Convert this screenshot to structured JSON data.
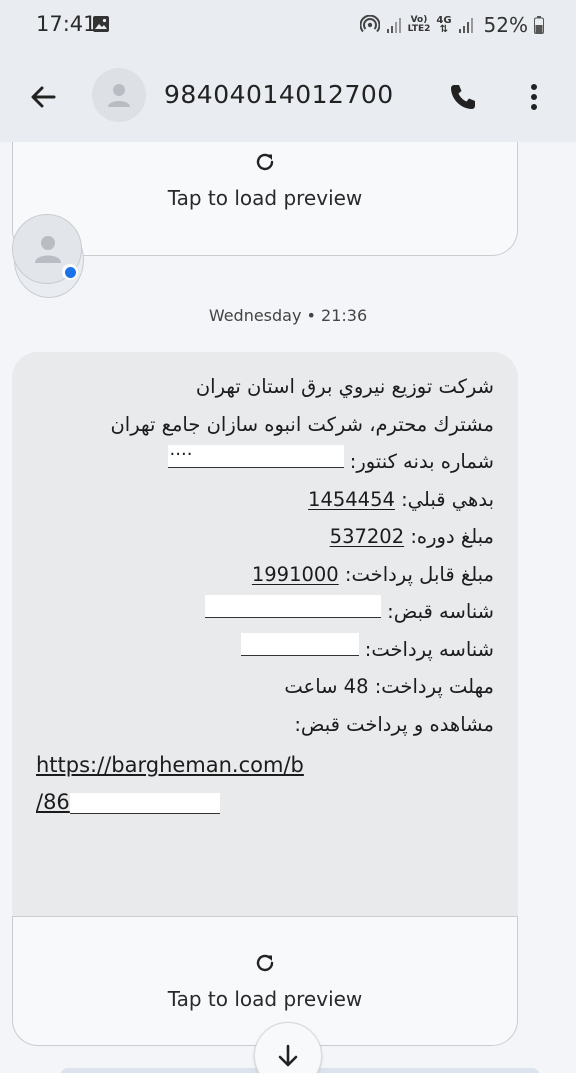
{
  "status_bar": {
    "time": "17:41",
    "network_top": "Vo)",
    "network_bottom": "LTE2",
    "network_4g": "4G",
    "battery": "52%"
  },
  "top_bar": {
    "contact_number": "98404014012700"
  },
  "preview_top": {
    "label": "Tap to load preview"
  },
  "timestamp": "Wednesday • 21:36",
  "message": {
    "line1": "شرکت توزیع نیروي برق استان تهران",
    "line2": "مشترك محترم، شرکت انبوه سازان جامع تهران",
    "meter_label": "شماره بدنه کنتور:",
    "meter_value": "....",
    "previous_debt_label": "بدهي قبلي:",
    "previous_debt_value": "1454454",
    "period_amount_label": "مبلغ دوره:",
    "period_amount_value": "537202",
    "payable_label": "مبلغ قابل پرداخت:",
    "payable_value": "1991000",
    "bill_id_label": "شناسه قبض:",
    "payment_id_label": "شناسه پرداخت:",
    "deadline_label": "مهلت پرداخت:",
    "deadline_value": "48 ساعت",
    "view_pay_label": "مشاهده و پرداخت قبض:",
    "link_line1": "https://bargheman.com/b",
    "link_line2": "/86"
  },
  "preview_bottom": {
    "label": "Tap to load preview"
  },
  "icons": {
    "back": "arrow-left-icon",
    "call": "phone-icon",
    "more": "more-vert-icon",
    "reload": "refresh-icon",
    "scroll": "arrow-down-icon"
  }
}
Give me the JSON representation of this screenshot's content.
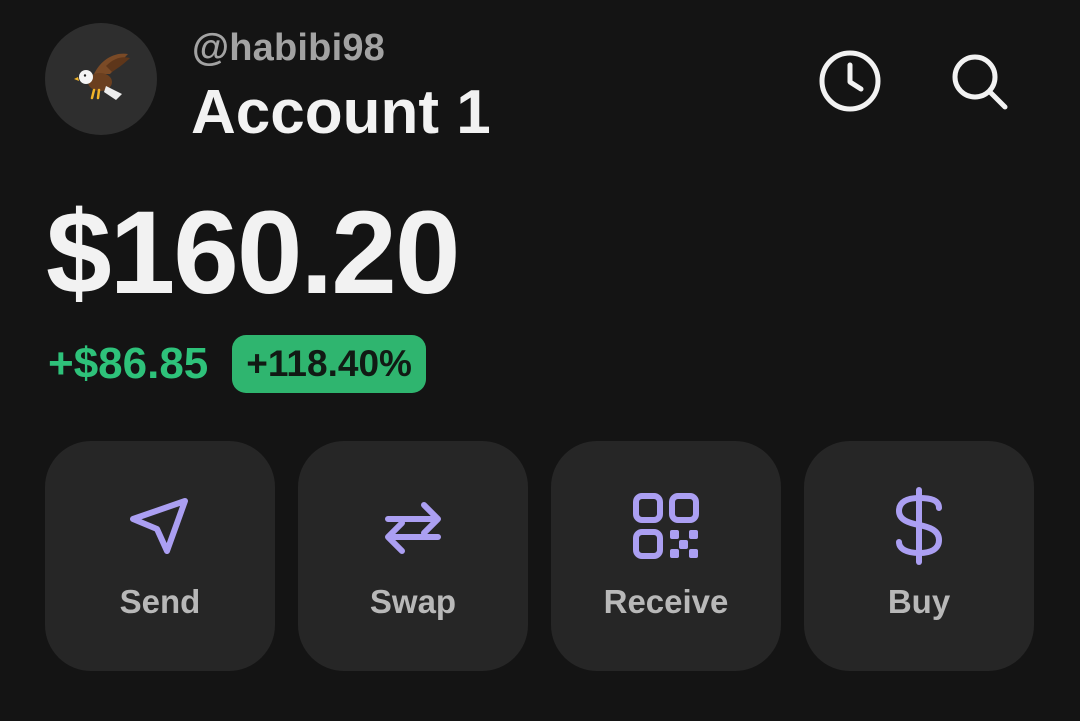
{
  "header": {
    "username": "@habibi98",
    "account_name": "Account 1",
    "avatar_icon": "eagle-icon",
    "history_icon": "clock-icon",
    "search_icon": "search-icon"
  },
  "balance": {
    "total": "$160.20",
    "change_amount": "+$86.85",
    "change_percent": "+118.40%",
    "positive_color": "#2ec27a"
  },
  "actions": [
    {
      "label": "Send",
      "icon": "send-icon"
    },
    {
      "label": "Swap",
      "icon": "swap-icon"
    },
    {
      "label": "Receive",
      "icon": "qr-code-icon"
    },
    {
      "label": "Buy",
      "icon": "dollar-icon"
    }
  ],
  "colors": {
    "background": "#141414",
    "card": "#262626",
    "accent": "#ab9ff2",
    "positive_pill": "#2fb56f"
  }
}
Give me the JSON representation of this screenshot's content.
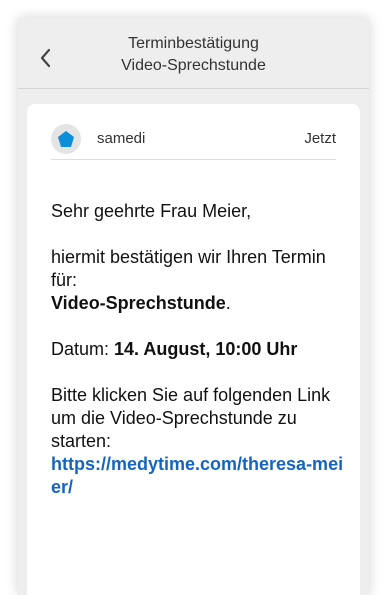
{
  "header": {
    "title_line1": "Terminbestätigung",
    "title_line2": "Video-Sprechstunde",
    "back_icon": "chevron-left-icon"
  },
  "message": {
    "sender": "samedi",
    "time": "Jetzt",
    "avatar_icon": "pentagon-icon",
    "avatar_color": "#0a8fd8",
    "greeting": "Sehr geehrte Frau Meier,",
    "confirm_text": "hiermit bestätigen wir Ihren Termin für:",
    "appointment_type": "Video-Sprechstunde",
    "appointment_suffix": ".",
    "date_label": "Datum: ",
    "date_value": "14. August, 10:00 Uhr",
    "instructions": "Bitte klicken Sie auf folgenden Link um die Video-Sprechstunde zu starten:",
    "link": "https://medytime.com/theresa-meier/",
    "link_color": "#1565c0"
  }
}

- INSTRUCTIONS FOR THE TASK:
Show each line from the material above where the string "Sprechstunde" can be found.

- ANSWER SPACE:
    "title_line2": "Video-Sprechstunde",
    "appointment_type": "Video-Sprechstunde",
    "instructions": "Bitte klicken Sie auf folgenden Link um die Video-Sprechstunde zu starten:",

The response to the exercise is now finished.